A pleasure-seeking young couple, David and Katia, journey their way across the California landscape with apparent abandon. Officially, David is meant to be there scouting locations for his latest film project, taking in the picturesque stretches of desert and trees in the Joshua Tree National Park. However, long drives seem to lose focus and aim quickly, and sexual urges take over, the couple ravaging each other in a host of locations (‘ravaging’ seems the most appropriate verb, given the ambiguity of their passion). When their sojourn falls into a detached routine, an invasion from the outside world seems poised either to threaten their intimate relationship, or rescue them from the frustration of their sexual encounters.
While director-writer Bruno Dumont might have it in his mind that Twentynine Palms is an ‘experimental road-trip horror’ masterpiece, it actually achieves little more than slight provocation. Shots linger meditatively on the pair’s naked or near-naked bodies, savouring their vulnerability. While the framing of these shots usually says something about the roles they play in their sexual journey, only a really generous and patient viewer would claim that Dumont’s film means anything more. Having said that, his appropriation of the American setting and sordid treatment of the “road movie” genre often feels like a deliberate dig at Hollywood’s mawkish mile-a-minute storytelling.
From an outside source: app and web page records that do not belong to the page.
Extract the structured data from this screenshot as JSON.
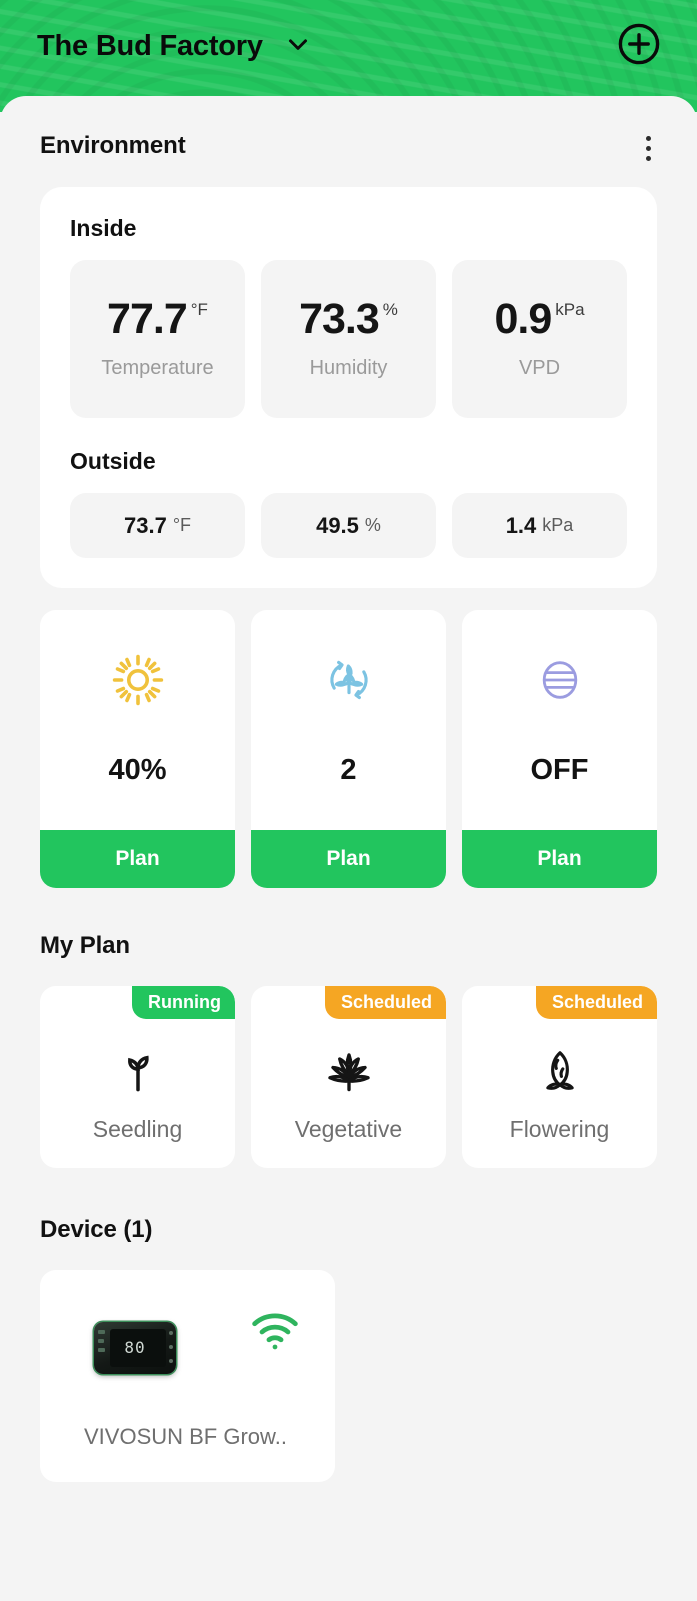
{
  "header": {
    "title": "The Bud Factory",
    "dropdown_icon": "chevron-down-icon",
    "add_icon": "plus-circle-icon",
    "bg_color": "#22c55e"
  },
  "environment": {
    "title": "Environment",
    "menu_icon": "kebab-menu-icon",
    "inside": {
      "label": "Inside",
      "metrics": [
        {
          "value": "77.7",
          "unit": "°F",
          "name": "Temperature"
        },
        {
          "value": "73.3",
          "unit": "%",
          "name": "Humidity"
        },
        {
          "value": "0.9",
          "unit": "kPa",
          "name": "VPD"
        }
      ]
    },
    "outside": {
      "label": "Outside",
      "metrics": [
        {
          "value": "73.7",
          "unit": "°F"
        },
        {
          "value": "49.5",
          "unit": "%"
        },
        {
          "value": "1.4",
          "unit": "kPa"
        }
      ]
    }
  },
  "controls": [
    {
      "icon": "sun-icon",
      "icon_color": "#f0c23c",
      "value": "40%",
      "action": "Plan"
    },
    {
      "icon": "air-circulation-leaf-icon",
      "icon_color": "#7cc3e2",
      "value": "2",
      "action": "Plan"
    },
    {
      "icon": "humidifier-icon",
      "icon_color": "#9b9ce0",
      "value": "OFF",
      "action": "Plan"
    }
  ],
  "my_plan": {
    "title": "My Plan",
    "cards": [
      {
        "badge": "Running",
        "badge_color": "#22c55e",
        "icon": "sprout-icon",
        "name": "Seedling"
      },
      {
        "badge": "Scheduled",
        "badge_color": "#f5a623",
        "icon": "cannabis-leaf-icon",
        "name": "Vegetative"
      },
      {
        "badge": "Scheduled",
        "badge_color": "#f5a623",
        "icon": "bud-flower-icon",
        "name": "Flowering"
      }
    ]
  },
  "device": {
    "title": "Device (1)",
    "items": [
      {
        "name": "VIVOSUN BF Grow..",
        "display_value": "80",
        "wifi_icon": "wifi-icon",
        "wifi_color": "#2fb45e"
      }
    ]
  }
}
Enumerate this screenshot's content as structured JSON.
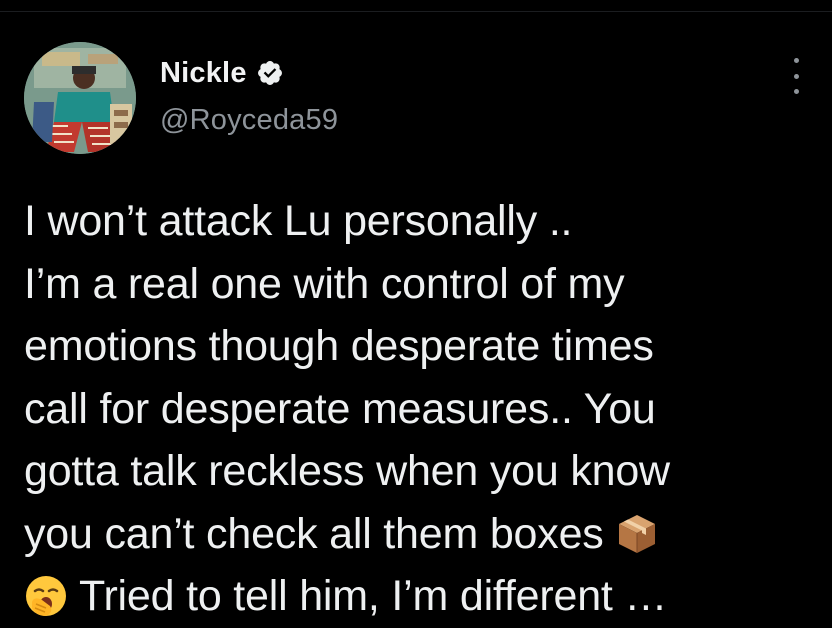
{
  "author": {
    "display_name": "Nickle",
    "handle": "@Royceda59",
    "verified": true,
    "avatar_icon": "profile-photo-icon"
  },
  "menu": {
    "icon": "more-options-icon"
  },
  "tweet": {
    "lines": [
      "I won’t attack Lu personally ..",
      "I’m a real one with control of my",
      "emotions though desperate times",
      "call for desperate measures.. You",
      "gotta talk reckless when you know",
      "you can’t check all them boxes ",
      " Tried to tell him, I’m different …"
    ],
    "emojis": [
      "package-emoji-icon",
      "yawning-face-emoji-icon"
    ]
  },
  "colors": {
    "background": "#000000",
    "text": "#e7e9ea",
    "secondary": "#8e949a"
  }
}
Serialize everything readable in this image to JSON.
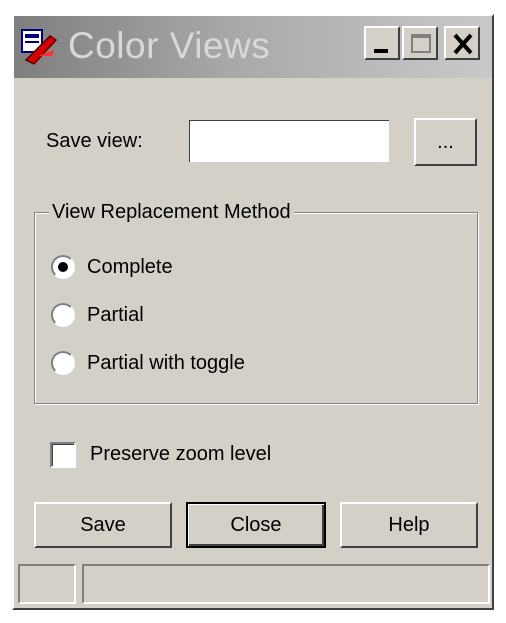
{
  "window": {
    "title": "Color Views",
    "icon": "color-views-app-icon",
    "controls": [
      "minimize-icon",
      "maximize-icon",
      "close-icon"
    ]
  },
  "save_view": {
    "label": "Save view:",
    "value": "",
    "placeholder": "",
    "browse_label": "..."
  },
  "replacement": {
    "legend": "View Replacement Method",
    "options": [
      {
        "label": "Complete",
        "selected": true
      },
      {
        "label": "Partial",
        "selected": false
      },
      {
        "label": "Partial with toggle",
        "selected": false
      }
    ]
  },
  "preserve_zoom": {
    "label": "Preserve zoom level",
    "checked": false
  },
  "buttons": {
    "save": "Save",
    "close": "Close",
    "help": "Help"
  },
  "status_bar": {
    "left": "",
    "right": ""
  },
  "colors": {
    "dialog_bg": "#d4d0c8",
    "title_gradient_start": "#7f7f7f",
    "title_text": "#d8d8d8"
  }
}
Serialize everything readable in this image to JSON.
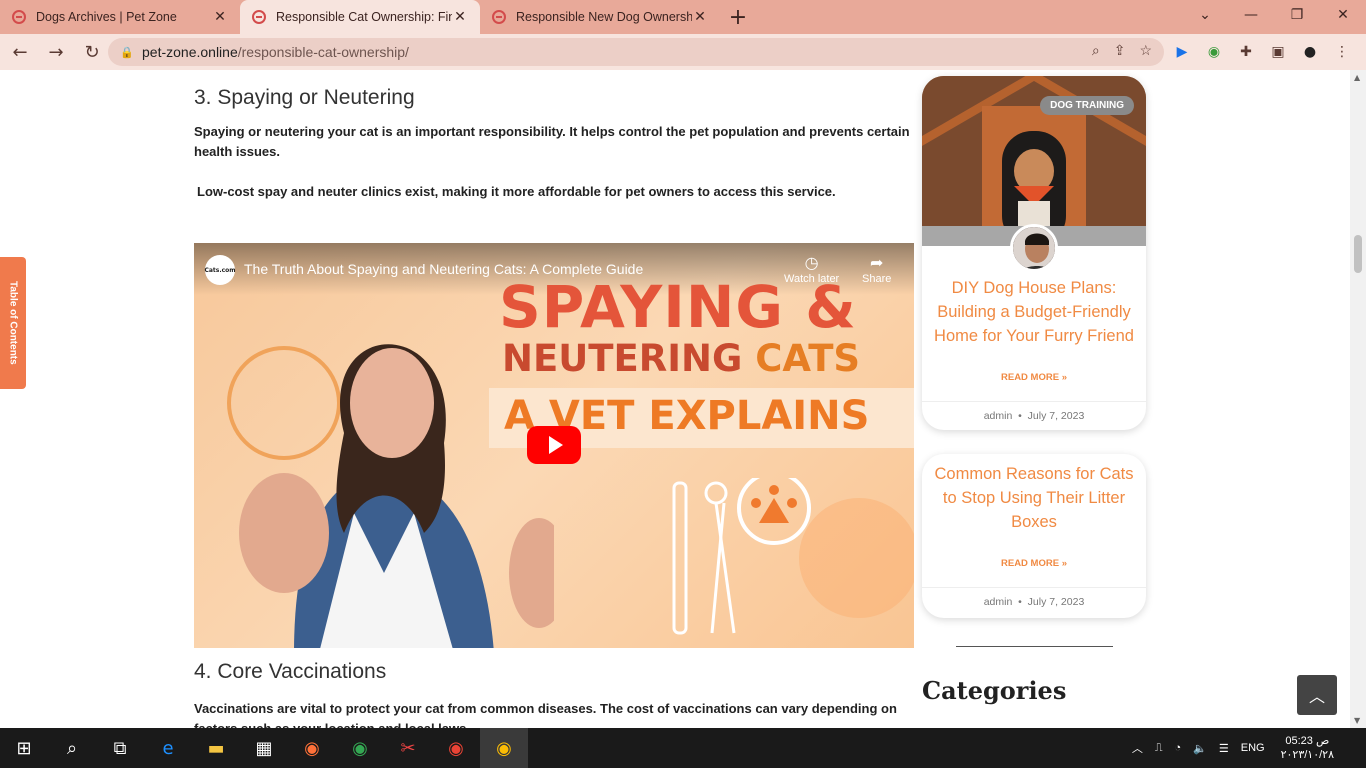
{
  "browser": {
    "tabs": [
      {
        "title": "Dogs Archives | Pet Zone",
        "active": false
      },
      {
        "title": "Responsible Cat Ownership: Fina",
        "active": true
      },
      {
        "title": "Responsible New Dog Ownershi",
        "active": false
      }
    ],
    "url_host": "pet-zone.online",
    "url_path": "/responsible-cat-ownership/"
  },
  "toc": {
    "label": "Table of Contents"
  },
  "article": {
    "section3_title": "3. Spaying or Neutering",
    "section3_p1": "Spaying or neutering your cat is an important responsibility. It helps control the pet population and prevents certain health issues.",
    "section3_p2": "Low-cost spay and neuter clinics exist, making it more affordable for pet owners to access this service.",
    "video": {
      "channel": "Cats.com",
      "title": "The Truth About Spaying and Neutering Cats: A Complete Guide",
      "watch_later": "Watch later",
      "share": "Share",
      "overlay_line1": "SPAYING &",
      "overlay_line2a": "NEUTERING ",
      "overlay_line2b": "CATS",
      "overlay_line3": "A VET EXPLAINS"
    },
    "section4_title": "4. Core Vaccinations",
    "section4_p1": "Vaccinations are vital to protect your cat from common diseases. The cost of vaccinations can vary depending on factors such as your location and local laws."
  },
  "sidebar": {
    "cards": [
      {
        "badge": "DOG TRAINING",
        "title": "DIY Dog House Plans: Building a Budget-Friendly Home for Your Furry Friend",
        "read_more": "READ MORE »",
        "author": "admin",
        "date": "July 7, 2023"
      },
      {
        "title": "Common Reasons for Cats to Stop Using Their Litter Boxes",
        "read_more": "READ MORE »",
        "author": "admin",
        "date": "July 7, 2023"
      }
    ],
    "categories_title": "Categories"
  },
  "taskbar": {
    "lang": "ENG",
    "time": "05:23 ص",
    "date": "٢٠٢٣/١٠/٢٨"
  },
  "colors": {
    "accent_orange": "#f08a43",
    "tab_bar": "#e8a999",
    "progress": "#3ec78a"
  }
}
Additionally, the film employs elements from other films – À Bout De Souffle comes to mind, with the lead couple juggling two cultures and languages – but is definitely less than the sum of its influences.